The U.S. military doesn’t have a universal ban on so-called "legal" drugs in mainland Japan and Okinawa. It’s up to base commanders to issue specific orders making use and possession of these substances illegal.
In general, however, troops who show up for work intoxicated can be charged with dereliction of duty under Article 92 of the Uniform Code of Military Justice. Punishment varies from punitive discharges to confinement of up to several years.
The military cannot punish Defense Department civilians and family members for using the drugs, but it can revoke command sponsorship, bar them from installations and report instances to a government employer, legal officials said.
U.S. Forces Japan said it doesn’t track cases involving use of the drugs by base community members and deferred to installation officials.
"It’s not known how widespread the problem is in the Tokyo area," said Lt. Col. Mark Milam, 374th Airlift Wing Staff Judge Advocate at Yokota Air Base, Japan. "We have some documented use by airmen and dependents."
The products are not illegal to possess in Japanese society at large, he said, but they are at Yokota.
In late February, the base officially outlawed Salvia, Zohai and Spice after officials noticed an increase in possession and use by base personnel. The order applies to active-duty servicemembers, dependents, DOD civilians and contractors, and visitors.
It followed a move by Kadena Air Base’s 18th Wing on Okinawa, which declared Salvia off limits to all its military members in January.
Last September, Marine Corps Bases Japan prohibited the use, possession and distribution of certain plants and substances marketed as "legal highs." The order was "in response to a growing trend of abusing legally obtained substances to produce mind-altering experiences," a Marine Corps news release said.
U.S. Army Japan has no policy letter covering synthetic or designer drugs and there is no documented misuse by soldiers, said Maj. Jim Crawford, a command spokesman at Camp Zama, Japan.
Chief Petty Officer Michael Raney, the Regional Alcohol Drug Control Officer for Commander, Naval Forces Japan, said any substance used to "get high" can be grounds for disciplinary action or administrative separation.
"There are drugs and ‘naturally occurring’ alternatives the Navy does not test for, but sailors can still be processed out of the Navy for using these substances," he said.
Salvia’s presence on U.S. ships and bases led the Armed Forces Institute of Pathology to develop a urinalysis for it, The New York Times reported last September. But it’s only doing about 50 tests a month.
Late last summer, a petty officer second class was kicked out for bringing Spice into mainland Japan and Okinawa, according to Raney.
The types of so-called legal drugs found in Japan are not an issue on the Korean peninsula, said Dave Palmer, a U.S. Forces Korea spokesman.
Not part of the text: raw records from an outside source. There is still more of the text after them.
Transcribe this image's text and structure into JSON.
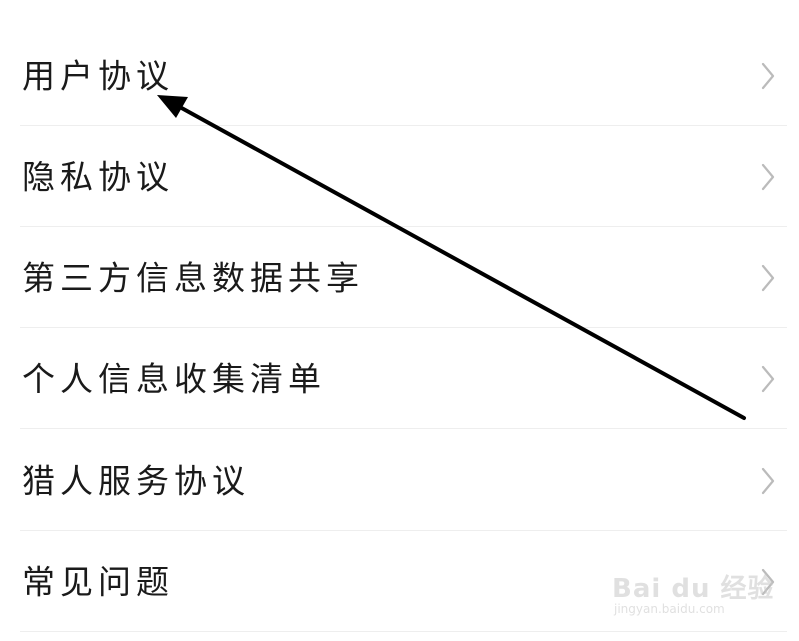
{
  "menu": {
    "items": [
      {
        "label": "用户协议",
        "chevron_icon": "chevron-right-icon"
      },
      {
        "label": "隐私协议",
        "chevron_icon": "chevron-right-icon"
      },
      {
        "label": "第三方信息数据共享",
        "chevron_icon": "chevron-right-icon"
      },
      {
        "label": "个人信息收集清单",
        "chevron_icon": "chevron-right-icon"
      },
      {
        "label": "猎人服务协议",
        "chevron_icon": "chevron-right-icon"
      },
      {
        "label": "常见问题",
        "chevron_icon": "chevron-right-icon"
      }
    ]
  },
  "annotation": {
    "icon": "pointer-arrow-icon",
    "color": "#000000",
    "target": "用户协议"
  },
  "watermark": {
    "main": "Bai du 经验",
    "sub": "jingyan.baidu.com"
  },
  "colors": {
    "text": "#1a1a1a",
    "chevron": "#bbbbbb",
    "divider": "#eeeeee",
    "background": "#ffffff"
  }
}
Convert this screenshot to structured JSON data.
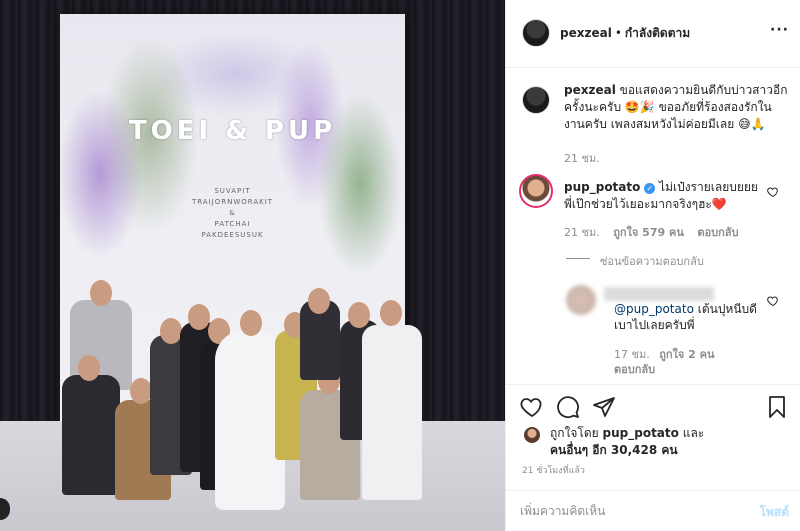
{
  "post": {
    "image_title": "TOEI & PUP",
    "image_names_line1": "SUVAPIT",
    "image_names_line2": "TRAIJORNWORAKIT",
    "image_names_line3": "&",
    "image_names_line4": "PATCHAI",
    "image_names_line5": "PAKDEESUSUK"
  },
  "header": {
    "username": "pexzeal",
    "separator": "•",
    "follow_status": "กำลังติดตาม",
    "more_icon": "more-options-icon",
    "more_text": "···"
  },
  "caption": {
    "username": "pexzeal",
    "text": "ขอแสดงความยินดีกับบ่าวสาวอีกครั้งนะครับ 🤩🎉 ขออภัยที่ร้องสองรักในงานครับ เพลงสมหวังไม่ค่อยมีเลย 😅🙏",
    "time": "21 ชม."
  },
  "comment1": {
    "username": "pup_potato",
    "verified_mark": "✓",
    "text": "ไม่เป๋งรายเลยบยยยพี่เป๊กช่วยไว้เยอะมากจริงๆฮะ❤️",
    "time": "21 ชม.",
    "likes": "ถูกใจ 579 คน",
    "reply": "ตอบกลับ",
    "hide_replies": "ซ่อนข้อความตอบกลับ"
  },
  "comment2": {
    "mention": "@pup_potato",
    "text": " เต้นปุหนีบดีเบาไปเลยครับพี่",
    "time": "17 ชม.",
    "likes": "ถูกใจ 2 คน",
    "reply": "ตอบกลับ"
  },
  "likes": {
    "prefix": "ถูกใจโดย ",
    "first_user": "pup_potato",
    "middle": " และ",
    "others": "คนอื่นๆ อีก 30,428 คน"
  },
  "timestamp": "21 ชั่วโมงที่แล้ว",
  "add_comment": {
    "placeholder": "เพิ่มความคิดเห็น",
    "post_label": "โพสต์"
  },
  "colors": {
    "accent_blue": "#3897f0",
    "post_disabled": "#b2dffc",
    "muted": "#8e8e8e",
    "story_ring": "#e1306c"
  }
}
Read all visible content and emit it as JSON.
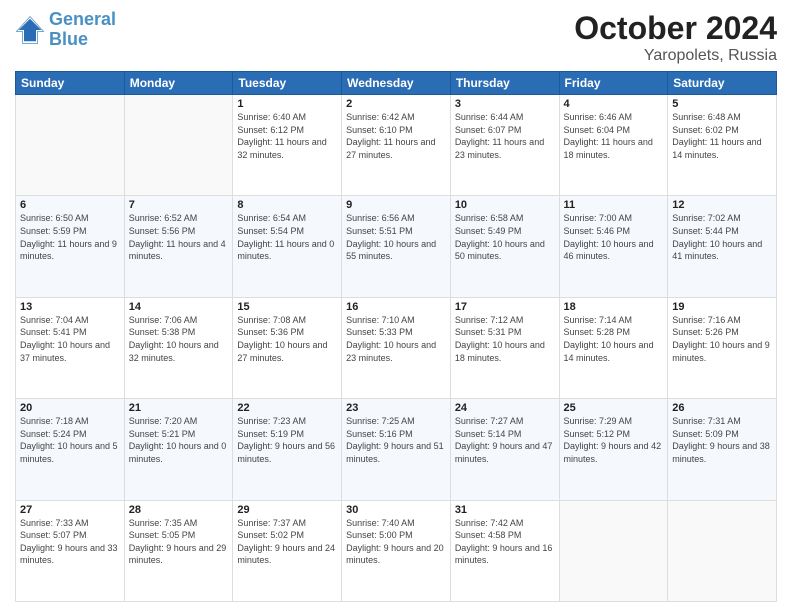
{
  "header": {
    "logo_line1": "General",
    "logo_line2": "Blue",
    "title": "October 2024",
    "subtitle": "Yaropolets, Russia"
  },
  "weekdays": [
    "Sunday",
    "Monday",
    "Tuesday",
    "Wednesday",
    "Thursday",
    "Friday",
    "Saturday"
  ],
  "weeks": [
    [
      {
        "day": "",
        "info": ""
      },
      {
        "day": "",
        "info": ""
      },
      {
        "day": "1",
        "info": "Sunrise: 6:40 AM\nSunset: 6:12 PM\nDaylight: 11 hours and 32 minutes."
      },
      {
        "day": "2",
        "info": "Sunrise: 6:42 AM\nSunset: 6:10 PM\nDaylight: 11 hours and 27 minutes."
      },
      {
        "day": "3",
        "info": "Sunrise: 6:44 AM\nSunset: 6:07 PM\nDaylight: 11 hours and 23 minutes."
      },
      {
        "day": "4",
        "info": "Sunrise: 6:46 AM\nSunset: 6:04 PM\nDaylight: 11 hours and 18 minutes."
      },
      {
        "day": "5",
        "info": "Sunrise: 6:48 AM\nSunset: 6:02 PM\nDaylight: 11 hours and 14 minutes."
      }
    ],
    [
      {
        "day": "6",
        "info": "Sunrise: 6:50 AM\nSunset: 5:59 PM\nDaylight: 11 hours and 9 minutes."
      },
      {
        "day": "7",
        "info": "Sunrise: 6:52 AM\nSunset: 5:56 PM\nDaylight: 11 hours and 4 minutes."
      },
      {
        "day": "8",
        "info": "Sunrise: 6:54 AM\nSunset: 5:54 PM\nDaylight: 11 hours and 0 minutes."
      },
      {
        "day": "9",
        "info": "Sunrise: 6:56 AM\nSunset: 5:51 PM\nDaylight: 10 hours and 55 minutes."
      },
      {
        "day": "10",
        "info": "Sunrise: 6:58 AM\nSunset: 5:49 PM\nDaylight: 10 hours and 50 minutes."
      },
      {
        "day": "11",
        "info": "Sunrise: 7:00 AM\nSunset: 5:46 PM\nDaylight: 10 hours and 46 minutes."
      },
      {
        "day": "12",
        "info": "Sunrise: 7:02 AM\nSunset: 5:44 PM\nDaylight: 10 hours and 41 minutes."
      }
    ],
    [
      {
        "day": "13",
        "info": "Sunrise: 7:04 AM\nSunset: 5:41 PM\nDaylight: 10 hours and 37 minutes."
      },
      {
        "day": "14",
        "info": "Sunrise: 7:06 AM\nSunset: 5:38 PM\nDaylight: 10 hours and 32 minutes."
      },
      {
        "day": "15",
        "info": "Sunrise: 7:08 AM\nSunset: 5:36 PM\nDaylight: 10 hours and 27 minutes."
      },
      {
        "day": "16",
        "info": "Sunrise: 7:10 AM\nSunset: 5:33 PM\nDaylight: 10 hours and 23 minutes."
      },
      {
        "day": "17",
        "info": "Sunrise: 7:12 AM\nSunset: 5:31 PM\nDaylight: 10 hours and 18 minutes."
      },
      {
        "day": "18",
        "info": "Sunrise: 7:14 AM\nSunset: 5:28 PM\nDaylight: 10 hours and 14 minutes."
      },
      {
        "day": "19",
        "info": "Sunrise: 7:16 AM\nSunset: 5:26 PM\nDaylight: 10 hours and 9 minutes."
      }
    ],
    [
      {
        "day": "20",
        "info": "Sunrise: 7:18 AM\nSunset: 5:24 PM\nDaylight: 10 hours and 5 minutes."
      },
      {
        "day": "21",
        "info": "Sunrise: 7:20 AM\nSunset: 5:21 PM\nDaylight: 10 hours and 0 minutes."
      },
      {
        "day": "22",
        "info": "Sunrise: 7:23 AM\nSunset: 5:19 PM\nDaylight: 9 hours and 56 minutes."
      },
      {
        "day": "23",
        "info": "Sunrise: 7:25 AM\nSunset: 5:16 PM\nDaylight: 9 hours and 51 minutes."
      },
      {
        "day": "24",
        "info": "Sunrise: 7:27 AM\nSunset: 5:14 PM\nDaylight: 9 hours and 47 minutes."
      },
      {
        "day": "25",
        "info": "Sunrise: 7:29 AM\nSunset: 5:12 PM\nDaylight: 9 hours and 42 minutes."
      },
      {
        "day": "26",
        "info": "Sunrise: 7:31 AM\nSunset: 5:09 PM\nDaylight: 9 hours and 38 minutes."
      }
    ],
    [
      {
        "day": "27",
        "info": "Sunrise: 7:33 AM\nSunset: 5:07 PM\nDaylight: 9 hours and 33 minutes."
      },
      {
        "day": "28",
        "info": "Sunrise: 7:35 AM\nSunset: 5:05 PM\nDaylight: 9 hours and 29 minutes."
      },
      {
        "day": "29",
        "info": "Sunrise: 7:37 AM\nSunset: 5:02 PM\nDaylight: 9 hours and 24 minutes."
      },
      {
        "day": "30",
        "info": "Sunrise: 7:40 AM\nSunset: 5:00 PM\nDaylight: 9 hours and 20 minutes."
      },
      {
        "day": "31",
        "info": "Sunrise: 7:42 AM\nSunset: 4:58 PM\nDaylight: 9 hours and 16 minutes."
      },
      {
        "day": "",
        "info": ""
      },
      {
        "day": "",
        "info": ""
      }
    ]
  ]
}
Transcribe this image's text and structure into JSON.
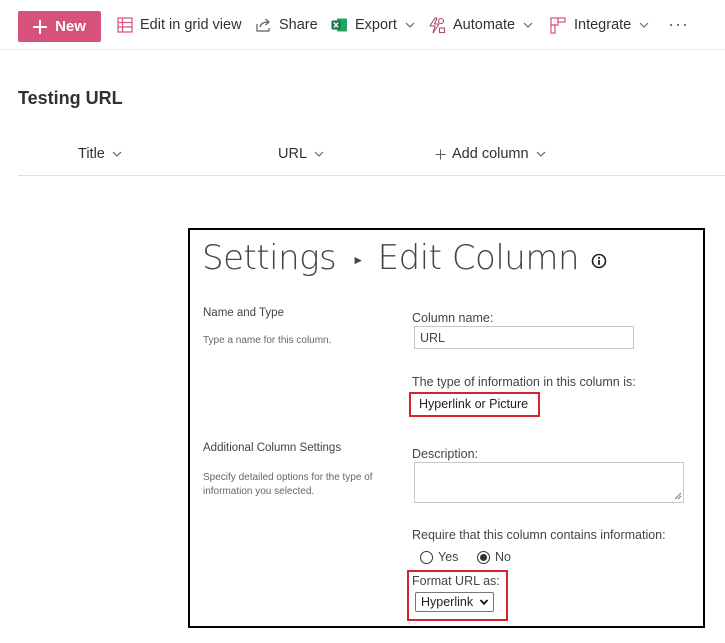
{
  "command_bar": {
    "new_label": "New",
    "edit_grid_label": "Edit in grid view",
    "share_label": "Share",
    "export_label": "Export",
    "automate_label": "Automate",
    "integrate_label": "Integrate",
    "more_label": "···"
  },
  "list": {
    "title": "Testing URL",
    "columns": [
      "Title",
      "URL"
    ],
    "add_column_label": "Add column"
  },
  "settings": {
    "breadcrumb_root": "Settings",
    "breadcrumb_page": "Edit Column",
    "name_type_section": {
      "title": "Name and Type",
      "description": "Type a name for this column."
    },
    "column_name_label": "Column name:",
    "column_name_value": "URL",
    "type_label": "The type of information in this column is:",
    "type_value": "Hyperlink or Picture",
    "additional_section": {
      "title": "Additional Column Settings",
      "description": "Specify detailed options for the type of information you selected."
    },
    "description_label": "Description:",
    "description_value": "",
    "required_label": "Require that this column contains information:",
    "required_options": [
      "Yes",
      "No"
    ],
    "required_selected": "No",
    "format_label": "Format URL as:",
    "format_value": "Hyperlink"
  },
  "colors": {
    "accent": "#d6527a",
    "highlight": "#d6242c",
    "excel_green": "#1d7044",
    "automate_icon": "#b04a6c"
  },
  "icons": [
    "plus-icon",
    "grid-icon",
    "share-icon",
    "excel-icon",
    "automate-icon",
    "integrate-icon",
    "chevron-down-icon",
    "info-icon",
    "resize-grip-icon"
  ]
}
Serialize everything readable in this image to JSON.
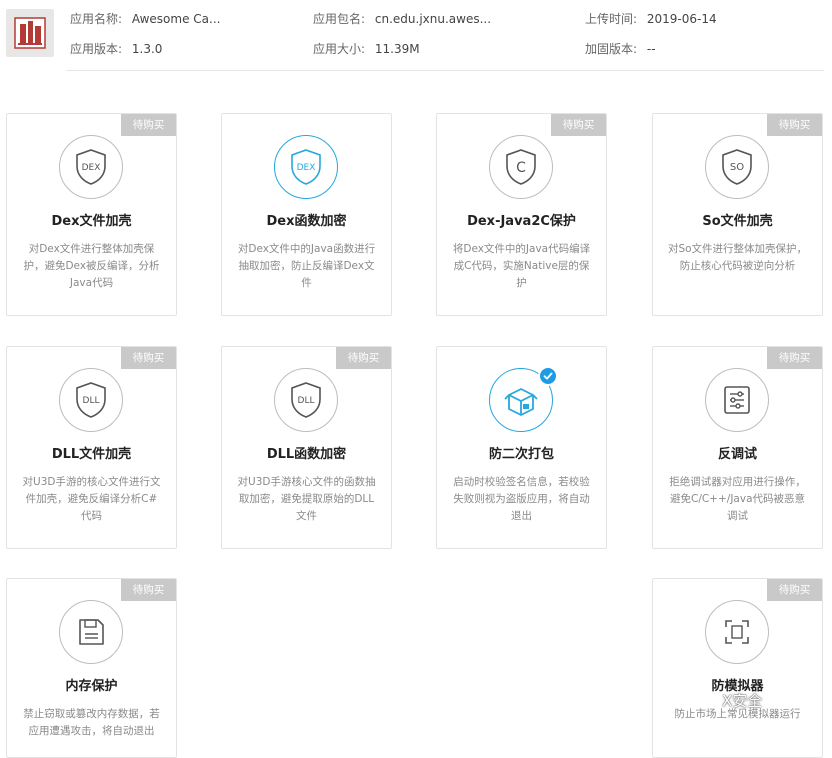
{
  "app": {
    "name_label": "应用名称:",
    "name_value": "Awesome Ca...",
    "package_label": "应用包名:",
    "package_value": "cn.edu.jxnu.awes...",
    "upload_label": "上传时间:",
    "upload_value": "2019-06-14",
    "version_label": "应用版本:",
    "version_value": "1.3.0",
    "size_label": "应用大小:",
    "size_value": "11.39M",
    "harden_label": "加固版本:",
    "harden_value": "--"
  },
  "ribbon_text": "待购买",
  "cards": [
    {
      "title": "Dex文件加壳",
      "icon": "dex-shield-icon",
      "badge": "待购买",
      "purchased": false,
      "desc": [
        "对Dex文件进行整体加壳保",
        "护，避免Dex被反编译，分析",
        "Java代码"
      ]
    },
    {
      "title": "Dex函数加密",
      "icon": "dex-shield-icon",
      "badge": "",
      "purchased": false,
      "desc": [
        "对Dex文件中的Java函数进行",
        "抽取加密，防止反编译Dex文",
        "件"
      ]
    },
    {
      "title": "Dex-Java2C保护",
      "icon": "c-shield-icon",
      "badge": "待购买",
      "purchased": false,
      "desc": [
        "将Dex文件中的Java代码编译",
        "成C代码，实施Native层的保",
        "护"
      ]
    },
    {
      "title": "So文件加壳",
      "icon": "so-shield-icon",
      "badge": "待购买",
      "purchased": false,
      "desc": [
        "对So文件进行整体加壳保护，",
        "防止核心代码被逆向分析"
      ]
    },
    {
      "title": "DLL文件加壳",
      "icon": "dll-shield-icon",
      "badge": "待购买",
      "purchased": false,
      "desc": [
        "对U3D手游的核心文件进行文",
        "件加壳，避免反编译分析C#",
        "代码"
      ]
    },
    {
      "title": "DLL函数加密",
      "icon": "dll-shield-icon",
      "badge": "待购买",
      "purchased": false,
      "desc": [
        "对U3D手游核心文件的函数抽",
        "取加密，避免提取原始的DLL",
        "文件"
      ]
    },
    {
      "title": "防二次打包",
      "icon": "package-icon",
      "badge": "",
      "purchased": true,
      "desc": [
        "启动时校验签名信息，若校验",
        "失败则视为盗版应用，将自动",
        "退出"
      ]
    },
    {
      "title": "反调试",
      "icon": "settings-sliders-icon",
      "badge": "待购买",
      "purchased": false,
      "desc": [
        "拒绝调试器对应用进行操作，",
        "避免C/C++/Java代码被恶意",
        "调试"
      ]
    },
    {
      "title": "内存保护",
      "icon": "floppy-disk-icon",
      "badge": "待购买",
      "purchased": false,
      "desc": [
        "禁止窃取或篡改内存数据，若",
        "应用遭遇攻击，将自动退出"
      ]
    },
    {
      "title": "防模拟器",
      "icon": "emulator-icon",
      "badge": "待购买",
      "purchased": false,
      "desc": [
        "防止市场上常见模拟器运行"
      ]
    }
  ],
  "watermark": "X安全"
}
But all South Korean drugstores and pharmacies are off-limits to military personnel, because they sell medicines over the counter that require a prescription on base or in the United States.
U.S. officials in Japan said drug tests can be set to screen for many different substances, but it’s unclear whether legal hallucinogens are detectable due to the various elements in use.
Stars and Stripes reporter Teri Weaver contributed to this report.
By Vince Little, Stars and Stripes
Pacific edition, Tuesday, April 14, 2009
Referenced NYTimes article is here: http://www.nytimes.com/2008/09/09/us/09salvia.html?emc=eta1